“Go for a run!” “Eat healthier” “Smile it will make you feel better!” Have well-intentioned people in your life given similar unsolicited advice when you’re feeling low? Although scientific evidence shows that each of these recommendations can improve mood, sometimes hearing them can make you feel lousier and…you just don’t feel up to doing them.
If you’ve been down, fatigued or stuck in the same old routine, you’re not alone. This happens to most of us at some point. It’s especially common now that our lives are more limited by COVID-19 and uncertainty. But what to do about it?
For each of us, there are unique activities that either boost, decrease, or maintain current mood. These activities are different for each person! Pay attention to the little things in your day. What’s the difference in your mood when you have your morning coffee? Ignore a stressful email? Feel some sunlight on your face when you’re at your desk? Let the dishes sit in the sink? Each of these things can tweak your mood little by little for better or worse.
According to behavioral activation, an evidence-based treatment for low mood, there are categories of activities that can lift our mood: mastery and pleasurable activities. Pleasurable activities are what they sound like—activities that we enjoy. We’re not talking about “curing depression” “ecstatic” level joy but say, boosting your mood from a 3 to a 3.5 or 4 out of 10 (where 10 is the happiest you could be). For example, watching a funny movie, taking a warm bath, or hugging a loved one may elevate a person’s mood. These activities are different for each person.

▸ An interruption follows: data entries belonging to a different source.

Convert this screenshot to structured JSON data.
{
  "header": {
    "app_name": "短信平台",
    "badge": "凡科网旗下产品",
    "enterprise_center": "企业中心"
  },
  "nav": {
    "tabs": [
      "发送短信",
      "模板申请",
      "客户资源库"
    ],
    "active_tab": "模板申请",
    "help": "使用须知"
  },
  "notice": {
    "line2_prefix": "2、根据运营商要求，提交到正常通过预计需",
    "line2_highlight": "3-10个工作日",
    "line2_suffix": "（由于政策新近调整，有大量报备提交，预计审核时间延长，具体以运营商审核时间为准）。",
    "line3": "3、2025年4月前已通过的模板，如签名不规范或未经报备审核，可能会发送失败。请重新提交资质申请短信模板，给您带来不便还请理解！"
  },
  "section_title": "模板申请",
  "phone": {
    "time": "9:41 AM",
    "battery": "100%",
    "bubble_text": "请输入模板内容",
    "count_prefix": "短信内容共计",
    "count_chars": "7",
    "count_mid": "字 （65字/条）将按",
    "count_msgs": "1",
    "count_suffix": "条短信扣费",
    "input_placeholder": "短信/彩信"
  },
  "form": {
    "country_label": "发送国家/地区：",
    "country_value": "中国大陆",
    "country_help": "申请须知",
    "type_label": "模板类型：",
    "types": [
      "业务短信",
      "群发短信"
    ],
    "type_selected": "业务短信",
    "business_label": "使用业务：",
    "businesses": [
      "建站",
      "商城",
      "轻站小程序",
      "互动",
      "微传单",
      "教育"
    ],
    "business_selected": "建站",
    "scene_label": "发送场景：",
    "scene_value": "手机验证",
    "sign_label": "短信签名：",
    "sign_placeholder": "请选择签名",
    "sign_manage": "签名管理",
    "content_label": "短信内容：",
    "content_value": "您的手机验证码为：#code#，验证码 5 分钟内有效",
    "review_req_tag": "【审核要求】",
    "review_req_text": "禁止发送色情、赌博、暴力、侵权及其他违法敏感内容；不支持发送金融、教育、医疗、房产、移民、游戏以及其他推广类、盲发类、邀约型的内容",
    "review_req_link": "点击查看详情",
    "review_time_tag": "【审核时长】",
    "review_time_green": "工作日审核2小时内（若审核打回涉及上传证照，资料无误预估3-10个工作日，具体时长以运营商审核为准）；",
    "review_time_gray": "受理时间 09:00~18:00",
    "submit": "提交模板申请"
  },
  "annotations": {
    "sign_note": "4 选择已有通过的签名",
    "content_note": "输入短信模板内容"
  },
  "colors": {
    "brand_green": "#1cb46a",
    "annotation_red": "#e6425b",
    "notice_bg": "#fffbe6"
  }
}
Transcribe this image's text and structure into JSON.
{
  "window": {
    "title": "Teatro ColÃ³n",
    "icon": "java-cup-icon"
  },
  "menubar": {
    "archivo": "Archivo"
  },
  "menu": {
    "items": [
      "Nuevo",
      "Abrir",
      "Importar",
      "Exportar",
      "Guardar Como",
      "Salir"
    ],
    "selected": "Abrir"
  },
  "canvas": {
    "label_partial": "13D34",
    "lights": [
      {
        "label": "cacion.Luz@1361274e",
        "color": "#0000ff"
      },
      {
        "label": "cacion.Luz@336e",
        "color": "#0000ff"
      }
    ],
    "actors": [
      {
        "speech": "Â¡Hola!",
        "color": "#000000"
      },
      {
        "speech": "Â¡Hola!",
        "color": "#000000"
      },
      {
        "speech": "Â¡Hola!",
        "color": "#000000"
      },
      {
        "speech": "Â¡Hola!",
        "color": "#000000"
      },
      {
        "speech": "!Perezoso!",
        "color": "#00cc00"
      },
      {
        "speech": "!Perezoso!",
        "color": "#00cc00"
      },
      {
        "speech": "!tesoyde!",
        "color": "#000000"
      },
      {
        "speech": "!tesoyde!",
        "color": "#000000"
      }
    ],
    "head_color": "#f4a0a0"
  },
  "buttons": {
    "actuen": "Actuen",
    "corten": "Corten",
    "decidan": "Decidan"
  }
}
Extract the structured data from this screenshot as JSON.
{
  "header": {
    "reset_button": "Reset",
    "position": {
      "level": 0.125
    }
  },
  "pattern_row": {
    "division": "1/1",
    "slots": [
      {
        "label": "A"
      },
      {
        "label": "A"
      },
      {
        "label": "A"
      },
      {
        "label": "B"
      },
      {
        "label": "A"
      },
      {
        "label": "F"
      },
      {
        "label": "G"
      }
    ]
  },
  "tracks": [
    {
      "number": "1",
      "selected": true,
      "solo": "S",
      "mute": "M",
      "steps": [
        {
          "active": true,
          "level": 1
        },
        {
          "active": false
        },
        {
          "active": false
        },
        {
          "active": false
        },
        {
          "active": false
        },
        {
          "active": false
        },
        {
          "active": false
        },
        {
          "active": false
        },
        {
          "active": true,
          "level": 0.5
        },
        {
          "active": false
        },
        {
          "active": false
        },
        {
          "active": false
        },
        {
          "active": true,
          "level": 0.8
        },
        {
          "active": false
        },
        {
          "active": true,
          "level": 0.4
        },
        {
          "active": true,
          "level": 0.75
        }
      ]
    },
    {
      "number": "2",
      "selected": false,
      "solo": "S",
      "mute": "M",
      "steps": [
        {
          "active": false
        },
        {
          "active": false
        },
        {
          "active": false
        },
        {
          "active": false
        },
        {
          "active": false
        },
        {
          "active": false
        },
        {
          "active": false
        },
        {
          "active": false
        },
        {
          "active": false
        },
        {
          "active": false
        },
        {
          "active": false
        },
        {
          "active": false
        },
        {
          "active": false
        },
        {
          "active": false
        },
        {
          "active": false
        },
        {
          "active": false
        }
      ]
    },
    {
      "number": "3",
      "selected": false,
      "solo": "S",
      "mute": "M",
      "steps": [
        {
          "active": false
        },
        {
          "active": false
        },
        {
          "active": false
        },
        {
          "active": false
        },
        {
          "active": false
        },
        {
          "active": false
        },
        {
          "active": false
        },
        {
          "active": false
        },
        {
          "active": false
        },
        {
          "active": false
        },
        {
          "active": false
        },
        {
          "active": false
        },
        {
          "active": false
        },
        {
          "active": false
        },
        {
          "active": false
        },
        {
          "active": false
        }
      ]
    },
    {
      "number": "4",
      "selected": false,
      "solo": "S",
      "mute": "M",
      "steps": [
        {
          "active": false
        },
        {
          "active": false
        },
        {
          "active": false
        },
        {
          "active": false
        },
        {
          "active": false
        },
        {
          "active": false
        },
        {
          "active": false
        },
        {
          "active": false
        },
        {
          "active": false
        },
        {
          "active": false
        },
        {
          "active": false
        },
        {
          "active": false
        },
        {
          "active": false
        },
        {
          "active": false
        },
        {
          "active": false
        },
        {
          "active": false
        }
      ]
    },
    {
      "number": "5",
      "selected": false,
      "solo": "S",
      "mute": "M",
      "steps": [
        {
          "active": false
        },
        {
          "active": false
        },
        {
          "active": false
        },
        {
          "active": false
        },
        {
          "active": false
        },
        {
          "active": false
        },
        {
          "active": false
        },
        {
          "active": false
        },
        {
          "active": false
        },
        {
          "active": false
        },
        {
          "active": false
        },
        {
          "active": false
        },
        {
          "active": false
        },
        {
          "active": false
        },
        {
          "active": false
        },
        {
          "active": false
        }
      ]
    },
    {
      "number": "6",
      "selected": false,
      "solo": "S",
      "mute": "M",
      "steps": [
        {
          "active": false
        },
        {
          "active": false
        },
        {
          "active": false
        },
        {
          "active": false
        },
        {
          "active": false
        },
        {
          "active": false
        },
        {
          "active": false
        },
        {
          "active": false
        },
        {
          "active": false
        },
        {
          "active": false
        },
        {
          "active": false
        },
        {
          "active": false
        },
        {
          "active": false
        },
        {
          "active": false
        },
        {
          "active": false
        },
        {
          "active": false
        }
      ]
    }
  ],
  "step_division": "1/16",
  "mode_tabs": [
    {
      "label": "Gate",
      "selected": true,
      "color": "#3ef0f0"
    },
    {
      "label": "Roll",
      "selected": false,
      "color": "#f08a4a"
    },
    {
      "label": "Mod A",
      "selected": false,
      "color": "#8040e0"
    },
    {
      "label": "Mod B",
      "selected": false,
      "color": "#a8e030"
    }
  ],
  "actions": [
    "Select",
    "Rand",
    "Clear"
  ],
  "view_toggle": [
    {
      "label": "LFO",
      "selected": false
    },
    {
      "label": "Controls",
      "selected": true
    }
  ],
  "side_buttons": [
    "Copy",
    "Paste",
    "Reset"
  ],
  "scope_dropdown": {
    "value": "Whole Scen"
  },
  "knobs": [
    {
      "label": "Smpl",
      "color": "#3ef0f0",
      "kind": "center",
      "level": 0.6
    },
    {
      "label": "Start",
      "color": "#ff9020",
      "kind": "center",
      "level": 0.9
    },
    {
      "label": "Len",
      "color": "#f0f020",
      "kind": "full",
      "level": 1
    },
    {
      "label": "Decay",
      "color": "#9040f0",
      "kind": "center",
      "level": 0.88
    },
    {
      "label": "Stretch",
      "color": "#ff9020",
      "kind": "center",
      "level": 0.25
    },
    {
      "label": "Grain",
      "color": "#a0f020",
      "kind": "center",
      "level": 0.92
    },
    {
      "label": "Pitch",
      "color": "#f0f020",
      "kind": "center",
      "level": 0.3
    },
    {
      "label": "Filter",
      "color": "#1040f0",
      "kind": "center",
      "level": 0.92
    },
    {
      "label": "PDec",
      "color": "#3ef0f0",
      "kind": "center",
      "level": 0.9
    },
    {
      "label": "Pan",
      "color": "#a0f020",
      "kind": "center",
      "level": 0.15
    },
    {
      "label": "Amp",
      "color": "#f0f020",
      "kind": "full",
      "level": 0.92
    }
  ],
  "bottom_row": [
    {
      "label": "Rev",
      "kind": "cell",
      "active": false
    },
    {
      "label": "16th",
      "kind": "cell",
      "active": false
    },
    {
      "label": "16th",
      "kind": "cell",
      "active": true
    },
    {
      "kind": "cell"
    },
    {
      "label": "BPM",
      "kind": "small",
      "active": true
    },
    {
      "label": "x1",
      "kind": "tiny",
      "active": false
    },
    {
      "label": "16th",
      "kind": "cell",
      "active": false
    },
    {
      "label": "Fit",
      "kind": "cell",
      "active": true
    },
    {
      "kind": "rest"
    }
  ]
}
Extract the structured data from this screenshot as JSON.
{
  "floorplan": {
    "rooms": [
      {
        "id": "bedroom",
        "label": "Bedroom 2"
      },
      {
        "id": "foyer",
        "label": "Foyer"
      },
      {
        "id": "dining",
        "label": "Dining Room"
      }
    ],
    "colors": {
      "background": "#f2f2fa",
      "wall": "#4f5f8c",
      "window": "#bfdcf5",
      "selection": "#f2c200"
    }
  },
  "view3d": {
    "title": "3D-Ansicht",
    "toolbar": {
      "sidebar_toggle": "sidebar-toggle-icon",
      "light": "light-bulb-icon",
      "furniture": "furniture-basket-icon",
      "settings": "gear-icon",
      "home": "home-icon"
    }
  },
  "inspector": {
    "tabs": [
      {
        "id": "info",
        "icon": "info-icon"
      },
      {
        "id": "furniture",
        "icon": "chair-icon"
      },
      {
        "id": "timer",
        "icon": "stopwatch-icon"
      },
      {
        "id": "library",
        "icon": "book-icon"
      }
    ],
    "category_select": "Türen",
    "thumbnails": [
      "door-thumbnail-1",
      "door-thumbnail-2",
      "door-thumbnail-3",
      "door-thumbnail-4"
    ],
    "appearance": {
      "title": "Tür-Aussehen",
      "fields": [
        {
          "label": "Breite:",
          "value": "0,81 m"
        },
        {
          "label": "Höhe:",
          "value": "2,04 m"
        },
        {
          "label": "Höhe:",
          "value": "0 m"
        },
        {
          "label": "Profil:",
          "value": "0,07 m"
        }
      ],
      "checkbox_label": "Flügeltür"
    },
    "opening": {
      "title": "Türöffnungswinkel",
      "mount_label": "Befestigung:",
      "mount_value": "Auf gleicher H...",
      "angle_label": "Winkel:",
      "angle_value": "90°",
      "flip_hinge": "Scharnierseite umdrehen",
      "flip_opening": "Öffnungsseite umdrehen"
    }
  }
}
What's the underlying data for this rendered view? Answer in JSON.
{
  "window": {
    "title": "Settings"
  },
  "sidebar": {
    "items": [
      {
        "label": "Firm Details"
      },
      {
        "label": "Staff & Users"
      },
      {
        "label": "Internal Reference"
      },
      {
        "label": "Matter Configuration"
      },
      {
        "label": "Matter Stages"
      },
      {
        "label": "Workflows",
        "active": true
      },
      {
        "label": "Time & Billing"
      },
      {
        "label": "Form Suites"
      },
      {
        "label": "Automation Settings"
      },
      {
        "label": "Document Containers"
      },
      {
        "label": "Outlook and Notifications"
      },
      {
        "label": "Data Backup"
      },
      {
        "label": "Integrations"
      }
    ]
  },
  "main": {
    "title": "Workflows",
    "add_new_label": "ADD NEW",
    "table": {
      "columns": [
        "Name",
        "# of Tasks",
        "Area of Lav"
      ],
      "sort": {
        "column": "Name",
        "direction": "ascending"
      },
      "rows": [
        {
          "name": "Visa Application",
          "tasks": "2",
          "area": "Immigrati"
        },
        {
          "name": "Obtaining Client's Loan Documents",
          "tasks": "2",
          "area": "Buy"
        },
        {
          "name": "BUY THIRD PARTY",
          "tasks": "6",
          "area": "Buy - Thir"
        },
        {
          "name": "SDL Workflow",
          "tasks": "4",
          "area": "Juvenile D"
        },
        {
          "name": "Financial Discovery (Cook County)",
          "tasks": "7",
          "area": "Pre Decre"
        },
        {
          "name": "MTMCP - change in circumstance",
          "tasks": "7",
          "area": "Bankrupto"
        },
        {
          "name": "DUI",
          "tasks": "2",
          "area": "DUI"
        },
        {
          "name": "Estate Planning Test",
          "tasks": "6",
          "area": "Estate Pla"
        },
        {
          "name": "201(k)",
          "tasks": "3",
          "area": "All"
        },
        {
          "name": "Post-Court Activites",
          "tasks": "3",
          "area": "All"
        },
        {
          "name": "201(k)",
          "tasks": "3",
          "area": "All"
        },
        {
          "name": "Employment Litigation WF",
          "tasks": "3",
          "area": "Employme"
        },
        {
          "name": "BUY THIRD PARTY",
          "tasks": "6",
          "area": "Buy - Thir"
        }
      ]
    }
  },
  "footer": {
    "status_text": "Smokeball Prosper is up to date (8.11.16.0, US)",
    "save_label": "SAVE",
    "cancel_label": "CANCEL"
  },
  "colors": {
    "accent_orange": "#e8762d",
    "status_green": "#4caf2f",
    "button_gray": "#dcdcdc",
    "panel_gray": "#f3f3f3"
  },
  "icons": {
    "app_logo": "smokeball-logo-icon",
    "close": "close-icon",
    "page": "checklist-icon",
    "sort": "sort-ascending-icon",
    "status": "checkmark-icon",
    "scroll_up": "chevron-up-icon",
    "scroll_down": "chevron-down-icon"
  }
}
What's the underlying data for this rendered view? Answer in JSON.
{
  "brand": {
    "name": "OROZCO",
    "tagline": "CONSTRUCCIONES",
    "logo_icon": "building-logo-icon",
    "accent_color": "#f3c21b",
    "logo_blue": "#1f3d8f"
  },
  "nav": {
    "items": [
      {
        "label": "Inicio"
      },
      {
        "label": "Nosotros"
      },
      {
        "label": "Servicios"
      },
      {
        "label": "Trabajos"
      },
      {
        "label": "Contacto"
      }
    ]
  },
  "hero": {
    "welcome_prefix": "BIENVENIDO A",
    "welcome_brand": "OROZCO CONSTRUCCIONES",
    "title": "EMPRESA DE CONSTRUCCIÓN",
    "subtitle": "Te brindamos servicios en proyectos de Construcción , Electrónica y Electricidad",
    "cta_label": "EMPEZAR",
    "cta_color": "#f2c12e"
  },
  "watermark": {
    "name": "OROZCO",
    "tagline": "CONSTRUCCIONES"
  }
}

Mastery activities are the things we may not enjoy doing in the moment, but they make us feel more in control and accomplished. This isn’t like writing a novel or running a marathon-again it’s the little day-to-day things. For me, it’s taking out the garbage. I don’t ever feel like doing it but after I throw that trash bag in the can outside, I feel relieved and my mood is a little lifted. For others, it could be responding to that call they’ve been ignoring, flossing, filing taxes, watering the plants, exercising…the possibilities are endless. The important thing is figuring out what for you what tasks or activities influence your mood.
So what’s the point? Find some activities that in teeny tiny ways make you feel a little lighter and more accomplished? What will that do? Actually, it can do a lot. When we feel down and have low energy, these “little” mastery and pleasurable activities tend to go the wayside. We put them off. We think they won’t help. We stop doing all these “little things.” So start to pay attention to the shifts in your mood and what you’re doing when your mood changes. This information can guide you into what activities you can increase, decrease, or keep doing to enhance your mood.
By Naomi Ennis, PhD